Journal of the Medical Association of Thailand = Chotmaihet thangphaet 10/2004; 87(9):1048-55.
[Show abstract][Hide abstract] ABSTRACT: Surgery for pulmonary cavity associated with fungus ball is challenged by chronic lung disease. The purpose of this report was to review patient data, operative procedures and results of surgery. This was a retrospective study. Twenty patients were operated on between January 1997 and December 2002. Fourteen (70%) patients were male and the mean age was 46.30 +/- 13.10 years (range, 24 to 76 years). The most common underlying pulmonary disorder was tuberculosis (70%). Ninety five percent of the patients had a history of hemoptysis, and 35% presented with massive hemoptysis. Lobectomy was performed in 11 (55%) patients and 6 (30%) patients were operated on by cavernostomy with transposition of muscle flap technique. There was no operative mortality and 8 complications (3 prolonged airleaks, 2 wound infections, 1 postoperative bleeding, 1 seroma and 1 empyema). It was also found that emergency surgery and cavernostomy with transposition of muscle flap compromised the postoperative course. Surgery is very effective in controlling and preventing hemoptysis in patients who have pulmonary cavity associated with fungus ball. Elective surgery and formal pulmonary resection may be the proper option for low risk patients. Cavernostomy with transposition of muscle flap may be suitable for patients who have poor pulmonary reserve.

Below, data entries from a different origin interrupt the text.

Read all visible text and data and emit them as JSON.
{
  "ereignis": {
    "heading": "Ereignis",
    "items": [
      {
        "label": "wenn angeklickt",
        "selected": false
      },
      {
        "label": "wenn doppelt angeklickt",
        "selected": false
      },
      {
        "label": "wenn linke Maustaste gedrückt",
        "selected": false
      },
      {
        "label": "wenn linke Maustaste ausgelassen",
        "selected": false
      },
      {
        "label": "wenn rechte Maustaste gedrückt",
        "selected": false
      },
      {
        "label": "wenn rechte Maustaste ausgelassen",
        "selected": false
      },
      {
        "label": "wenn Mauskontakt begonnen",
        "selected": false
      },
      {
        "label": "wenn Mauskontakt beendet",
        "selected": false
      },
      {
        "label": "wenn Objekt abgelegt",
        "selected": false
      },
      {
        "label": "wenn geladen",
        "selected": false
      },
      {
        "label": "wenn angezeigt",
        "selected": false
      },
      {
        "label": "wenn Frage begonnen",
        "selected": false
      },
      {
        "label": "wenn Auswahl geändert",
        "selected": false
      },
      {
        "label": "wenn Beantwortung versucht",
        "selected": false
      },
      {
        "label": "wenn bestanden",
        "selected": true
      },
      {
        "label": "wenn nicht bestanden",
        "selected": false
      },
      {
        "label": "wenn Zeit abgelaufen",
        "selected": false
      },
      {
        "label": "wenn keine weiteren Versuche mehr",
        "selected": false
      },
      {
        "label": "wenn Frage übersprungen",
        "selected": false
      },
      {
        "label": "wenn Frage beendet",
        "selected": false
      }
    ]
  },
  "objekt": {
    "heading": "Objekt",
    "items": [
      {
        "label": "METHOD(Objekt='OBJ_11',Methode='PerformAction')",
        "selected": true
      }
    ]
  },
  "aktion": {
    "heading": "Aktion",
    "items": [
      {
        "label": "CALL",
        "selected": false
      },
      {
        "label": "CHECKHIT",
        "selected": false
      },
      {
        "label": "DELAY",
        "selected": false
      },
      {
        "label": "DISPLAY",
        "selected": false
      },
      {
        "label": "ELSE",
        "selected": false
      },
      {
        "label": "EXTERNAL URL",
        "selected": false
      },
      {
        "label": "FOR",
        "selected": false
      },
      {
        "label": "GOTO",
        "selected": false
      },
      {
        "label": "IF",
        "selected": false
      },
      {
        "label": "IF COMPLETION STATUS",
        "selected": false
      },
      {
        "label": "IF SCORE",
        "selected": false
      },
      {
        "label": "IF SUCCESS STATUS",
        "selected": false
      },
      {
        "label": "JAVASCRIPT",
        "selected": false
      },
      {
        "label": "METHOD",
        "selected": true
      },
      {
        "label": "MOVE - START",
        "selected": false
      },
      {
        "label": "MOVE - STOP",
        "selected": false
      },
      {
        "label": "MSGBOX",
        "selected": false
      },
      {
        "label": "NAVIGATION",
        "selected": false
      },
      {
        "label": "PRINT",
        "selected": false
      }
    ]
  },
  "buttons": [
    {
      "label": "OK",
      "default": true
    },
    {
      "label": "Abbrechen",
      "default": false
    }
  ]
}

Asian cardiovascular & thoracic annals 10/2004; 12(3):246-9.